§ Given records
##########
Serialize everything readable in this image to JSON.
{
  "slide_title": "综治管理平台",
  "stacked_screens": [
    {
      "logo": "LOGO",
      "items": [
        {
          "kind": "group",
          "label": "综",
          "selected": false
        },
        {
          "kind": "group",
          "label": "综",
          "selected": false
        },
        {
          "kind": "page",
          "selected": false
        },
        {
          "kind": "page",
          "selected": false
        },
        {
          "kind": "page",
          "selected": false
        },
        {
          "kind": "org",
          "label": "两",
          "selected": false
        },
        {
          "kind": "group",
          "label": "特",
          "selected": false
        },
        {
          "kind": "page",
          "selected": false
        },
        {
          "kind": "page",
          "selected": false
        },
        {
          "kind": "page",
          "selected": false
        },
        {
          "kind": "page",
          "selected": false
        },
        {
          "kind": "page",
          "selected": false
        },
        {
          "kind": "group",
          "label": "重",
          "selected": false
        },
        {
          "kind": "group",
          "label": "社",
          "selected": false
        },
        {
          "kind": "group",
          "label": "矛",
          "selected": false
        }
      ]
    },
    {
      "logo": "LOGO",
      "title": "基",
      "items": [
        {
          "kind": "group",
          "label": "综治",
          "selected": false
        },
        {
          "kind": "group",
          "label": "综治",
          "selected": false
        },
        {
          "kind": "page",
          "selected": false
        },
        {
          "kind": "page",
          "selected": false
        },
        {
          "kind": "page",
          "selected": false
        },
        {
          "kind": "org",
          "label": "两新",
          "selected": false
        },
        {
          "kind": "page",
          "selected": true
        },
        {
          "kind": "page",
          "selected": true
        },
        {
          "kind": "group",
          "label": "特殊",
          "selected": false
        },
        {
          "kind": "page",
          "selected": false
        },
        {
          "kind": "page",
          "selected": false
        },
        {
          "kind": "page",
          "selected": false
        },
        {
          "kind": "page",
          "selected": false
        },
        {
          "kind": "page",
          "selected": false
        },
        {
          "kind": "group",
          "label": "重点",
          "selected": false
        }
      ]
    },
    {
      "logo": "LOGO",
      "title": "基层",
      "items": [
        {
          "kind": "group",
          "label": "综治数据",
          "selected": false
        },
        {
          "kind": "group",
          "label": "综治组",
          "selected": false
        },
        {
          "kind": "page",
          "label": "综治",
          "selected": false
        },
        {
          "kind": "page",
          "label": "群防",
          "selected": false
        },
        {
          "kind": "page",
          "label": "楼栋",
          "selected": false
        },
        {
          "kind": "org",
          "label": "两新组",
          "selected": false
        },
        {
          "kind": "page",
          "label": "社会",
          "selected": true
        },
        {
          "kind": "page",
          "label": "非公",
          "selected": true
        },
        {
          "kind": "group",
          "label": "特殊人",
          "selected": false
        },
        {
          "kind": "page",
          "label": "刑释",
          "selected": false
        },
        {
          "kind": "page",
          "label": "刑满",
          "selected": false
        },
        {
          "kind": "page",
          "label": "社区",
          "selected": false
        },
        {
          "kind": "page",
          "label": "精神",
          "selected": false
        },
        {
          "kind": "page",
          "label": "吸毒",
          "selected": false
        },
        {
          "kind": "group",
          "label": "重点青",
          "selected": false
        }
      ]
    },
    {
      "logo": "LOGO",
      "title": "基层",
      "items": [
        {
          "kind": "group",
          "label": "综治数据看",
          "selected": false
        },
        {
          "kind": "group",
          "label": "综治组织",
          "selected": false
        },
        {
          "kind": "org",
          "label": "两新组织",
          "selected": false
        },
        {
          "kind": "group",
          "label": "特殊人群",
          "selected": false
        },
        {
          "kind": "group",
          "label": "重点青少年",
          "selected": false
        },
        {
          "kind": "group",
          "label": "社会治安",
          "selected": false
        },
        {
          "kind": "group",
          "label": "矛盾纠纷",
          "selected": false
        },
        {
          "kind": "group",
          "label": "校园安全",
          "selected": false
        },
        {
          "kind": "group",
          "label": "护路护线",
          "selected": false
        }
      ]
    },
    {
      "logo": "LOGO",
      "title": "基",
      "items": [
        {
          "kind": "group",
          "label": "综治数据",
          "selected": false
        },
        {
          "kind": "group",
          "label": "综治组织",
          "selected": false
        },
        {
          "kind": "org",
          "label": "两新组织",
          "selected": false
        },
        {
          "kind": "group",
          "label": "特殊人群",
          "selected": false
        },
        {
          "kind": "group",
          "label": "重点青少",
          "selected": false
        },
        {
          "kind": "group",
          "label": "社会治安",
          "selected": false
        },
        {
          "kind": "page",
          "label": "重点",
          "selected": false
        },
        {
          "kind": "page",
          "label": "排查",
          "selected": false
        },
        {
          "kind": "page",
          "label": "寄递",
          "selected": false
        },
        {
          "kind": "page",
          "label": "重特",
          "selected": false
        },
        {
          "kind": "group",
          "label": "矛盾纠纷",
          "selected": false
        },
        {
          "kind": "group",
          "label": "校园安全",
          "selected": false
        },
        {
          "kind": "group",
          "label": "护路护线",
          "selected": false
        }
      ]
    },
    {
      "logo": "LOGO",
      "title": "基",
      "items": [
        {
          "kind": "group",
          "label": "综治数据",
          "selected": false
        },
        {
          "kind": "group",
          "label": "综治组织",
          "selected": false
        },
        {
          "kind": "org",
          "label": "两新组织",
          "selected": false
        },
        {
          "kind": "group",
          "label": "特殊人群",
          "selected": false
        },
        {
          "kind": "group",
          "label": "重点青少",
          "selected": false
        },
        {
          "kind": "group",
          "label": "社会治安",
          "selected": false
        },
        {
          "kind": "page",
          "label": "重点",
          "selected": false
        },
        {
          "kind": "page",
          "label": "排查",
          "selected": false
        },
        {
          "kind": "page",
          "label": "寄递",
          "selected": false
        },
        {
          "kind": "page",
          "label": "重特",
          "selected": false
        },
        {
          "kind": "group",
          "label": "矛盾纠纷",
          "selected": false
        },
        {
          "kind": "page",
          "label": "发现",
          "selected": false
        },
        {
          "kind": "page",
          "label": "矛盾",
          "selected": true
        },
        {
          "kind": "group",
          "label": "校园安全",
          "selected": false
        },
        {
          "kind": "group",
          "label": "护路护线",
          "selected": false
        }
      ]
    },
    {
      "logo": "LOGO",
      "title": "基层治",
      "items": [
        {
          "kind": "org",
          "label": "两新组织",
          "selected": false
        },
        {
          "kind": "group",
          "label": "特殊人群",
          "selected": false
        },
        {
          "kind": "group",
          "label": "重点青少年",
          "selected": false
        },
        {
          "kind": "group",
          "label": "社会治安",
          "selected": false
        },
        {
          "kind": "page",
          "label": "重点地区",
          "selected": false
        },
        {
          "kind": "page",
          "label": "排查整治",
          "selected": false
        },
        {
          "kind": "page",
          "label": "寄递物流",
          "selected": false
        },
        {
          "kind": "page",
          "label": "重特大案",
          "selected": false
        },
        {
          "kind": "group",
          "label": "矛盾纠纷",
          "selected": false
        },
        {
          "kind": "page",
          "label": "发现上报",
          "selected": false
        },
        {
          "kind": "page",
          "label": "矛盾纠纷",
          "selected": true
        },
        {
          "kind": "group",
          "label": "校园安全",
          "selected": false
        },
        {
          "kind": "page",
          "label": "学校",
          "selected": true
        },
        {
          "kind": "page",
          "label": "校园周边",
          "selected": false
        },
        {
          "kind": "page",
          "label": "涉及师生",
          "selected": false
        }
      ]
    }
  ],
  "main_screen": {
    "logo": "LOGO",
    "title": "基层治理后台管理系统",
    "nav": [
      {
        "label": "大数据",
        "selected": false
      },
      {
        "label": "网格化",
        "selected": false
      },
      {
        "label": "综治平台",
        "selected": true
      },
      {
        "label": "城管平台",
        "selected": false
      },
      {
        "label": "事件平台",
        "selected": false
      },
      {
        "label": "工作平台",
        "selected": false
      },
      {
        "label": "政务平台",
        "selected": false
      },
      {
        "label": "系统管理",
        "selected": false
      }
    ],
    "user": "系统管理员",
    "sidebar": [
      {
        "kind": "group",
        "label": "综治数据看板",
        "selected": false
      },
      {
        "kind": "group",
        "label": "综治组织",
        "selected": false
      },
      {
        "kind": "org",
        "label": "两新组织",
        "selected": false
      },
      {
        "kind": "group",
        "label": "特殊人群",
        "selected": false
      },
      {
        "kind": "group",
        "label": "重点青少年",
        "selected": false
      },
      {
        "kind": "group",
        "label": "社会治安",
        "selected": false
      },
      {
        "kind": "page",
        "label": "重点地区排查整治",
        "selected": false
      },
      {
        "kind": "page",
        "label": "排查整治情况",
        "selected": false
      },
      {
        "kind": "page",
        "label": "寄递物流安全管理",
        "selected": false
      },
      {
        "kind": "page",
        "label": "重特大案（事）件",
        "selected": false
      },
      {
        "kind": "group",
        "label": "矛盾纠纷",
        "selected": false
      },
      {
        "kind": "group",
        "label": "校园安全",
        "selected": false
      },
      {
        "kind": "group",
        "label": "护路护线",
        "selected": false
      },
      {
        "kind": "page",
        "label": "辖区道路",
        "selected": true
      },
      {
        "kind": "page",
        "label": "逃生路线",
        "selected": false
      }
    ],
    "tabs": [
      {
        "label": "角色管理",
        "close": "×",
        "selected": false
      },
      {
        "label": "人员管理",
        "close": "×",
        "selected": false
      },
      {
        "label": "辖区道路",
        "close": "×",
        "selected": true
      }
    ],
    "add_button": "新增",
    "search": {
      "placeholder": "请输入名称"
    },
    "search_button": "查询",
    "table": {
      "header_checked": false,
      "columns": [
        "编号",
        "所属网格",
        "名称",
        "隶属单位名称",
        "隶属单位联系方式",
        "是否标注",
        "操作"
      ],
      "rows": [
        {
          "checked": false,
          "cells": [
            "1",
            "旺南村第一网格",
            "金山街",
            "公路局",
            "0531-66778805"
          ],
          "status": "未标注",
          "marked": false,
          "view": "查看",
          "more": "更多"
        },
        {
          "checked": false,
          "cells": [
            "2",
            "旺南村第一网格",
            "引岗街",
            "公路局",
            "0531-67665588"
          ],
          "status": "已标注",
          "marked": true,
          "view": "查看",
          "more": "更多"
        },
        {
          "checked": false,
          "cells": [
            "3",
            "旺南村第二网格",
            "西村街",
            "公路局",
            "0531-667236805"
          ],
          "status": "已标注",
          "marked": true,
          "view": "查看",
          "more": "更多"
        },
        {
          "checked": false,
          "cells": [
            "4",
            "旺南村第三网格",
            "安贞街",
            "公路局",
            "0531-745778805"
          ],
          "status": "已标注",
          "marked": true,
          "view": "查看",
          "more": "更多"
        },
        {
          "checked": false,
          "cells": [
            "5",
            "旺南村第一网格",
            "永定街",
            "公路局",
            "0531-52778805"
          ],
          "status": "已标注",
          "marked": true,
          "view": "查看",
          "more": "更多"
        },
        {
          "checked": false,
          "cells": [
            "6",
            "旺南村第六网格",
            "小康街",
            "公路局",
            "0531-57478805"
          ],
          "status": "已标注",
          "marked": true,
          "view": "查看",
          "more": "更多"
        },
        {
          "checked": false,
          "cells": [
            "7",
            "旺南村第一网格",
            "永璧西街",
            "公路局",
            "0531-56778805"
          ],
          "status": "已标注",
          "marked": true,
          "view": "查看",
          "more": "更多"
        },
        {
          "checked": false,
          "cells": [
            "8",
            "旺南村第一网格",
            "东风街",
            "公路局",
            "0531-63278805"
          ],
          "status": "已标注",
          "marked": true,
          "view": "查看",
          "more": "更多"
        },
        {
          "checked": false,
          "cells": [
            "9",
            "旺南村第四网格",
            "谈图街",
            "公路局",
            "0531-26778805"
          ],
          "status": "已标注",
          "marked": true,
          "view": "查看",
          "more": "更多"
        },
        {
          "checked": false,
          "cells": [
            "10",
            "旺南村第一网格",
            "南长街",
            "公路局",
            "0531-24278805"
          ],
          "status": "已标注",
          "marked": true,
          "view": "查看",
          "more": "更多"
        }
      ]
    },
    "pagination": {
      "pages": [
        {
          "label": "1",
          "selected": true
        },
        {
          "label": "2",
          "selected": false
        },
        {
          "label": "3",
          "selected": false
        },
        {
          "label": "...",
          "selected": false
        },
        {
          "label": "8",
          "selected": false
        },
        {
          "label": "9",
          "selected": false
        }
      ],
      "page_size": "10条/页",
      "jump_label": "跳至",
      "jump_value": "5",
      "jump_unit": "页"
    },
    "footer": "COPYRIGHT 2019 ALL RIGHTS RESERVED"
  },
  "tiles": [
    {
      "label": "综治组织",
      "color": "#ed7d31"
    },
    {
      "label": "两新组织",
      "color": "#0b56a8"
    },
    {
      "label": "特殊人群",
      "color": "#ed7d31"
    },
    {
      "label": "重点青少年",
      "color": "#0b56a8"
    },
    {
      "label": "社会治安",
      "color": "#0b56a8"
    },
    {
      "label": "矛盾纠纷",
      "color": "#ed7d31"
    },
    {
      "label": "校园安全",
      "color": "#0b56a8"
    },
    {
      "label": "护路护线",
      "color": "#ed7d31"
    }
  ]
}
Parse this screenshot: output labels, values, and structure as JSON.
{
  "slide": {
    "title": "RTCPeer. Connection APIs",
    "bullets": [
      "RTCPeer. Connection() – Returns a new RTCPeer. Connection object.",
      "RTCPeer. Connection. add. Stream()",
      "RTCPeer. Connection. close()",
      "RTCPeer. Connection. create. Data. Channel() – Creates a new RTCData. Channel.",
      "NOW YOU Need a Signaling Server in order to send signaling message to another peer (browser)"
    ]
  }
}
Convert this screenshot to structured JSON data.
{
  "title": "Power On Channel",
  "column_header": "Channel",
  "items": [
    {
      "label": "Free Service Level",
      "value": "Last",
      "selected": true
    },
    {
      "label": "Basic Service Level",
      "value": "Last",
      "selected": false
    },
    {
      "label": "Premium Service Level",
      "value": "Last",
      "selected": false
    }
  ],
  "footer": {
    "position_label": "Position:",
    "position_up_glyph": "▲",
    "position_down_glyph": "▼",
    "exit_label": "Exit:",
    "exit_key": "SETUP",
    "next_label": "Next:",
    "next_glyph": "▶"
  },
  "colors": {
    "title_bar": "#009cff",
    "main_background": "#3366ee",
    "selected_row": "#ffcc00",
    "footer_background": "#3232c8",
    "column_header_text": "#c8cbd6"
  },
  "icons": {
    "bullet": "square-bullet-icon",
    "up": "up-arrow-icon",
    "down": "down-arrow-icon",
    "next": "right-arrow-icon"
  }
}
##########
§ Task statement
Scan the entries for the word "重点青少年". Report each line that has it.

§ Output of the task
          "label": "重点青少年",
          "label": "重点青少年",
        "label": "重点青少年",
      "label": "重点青少年",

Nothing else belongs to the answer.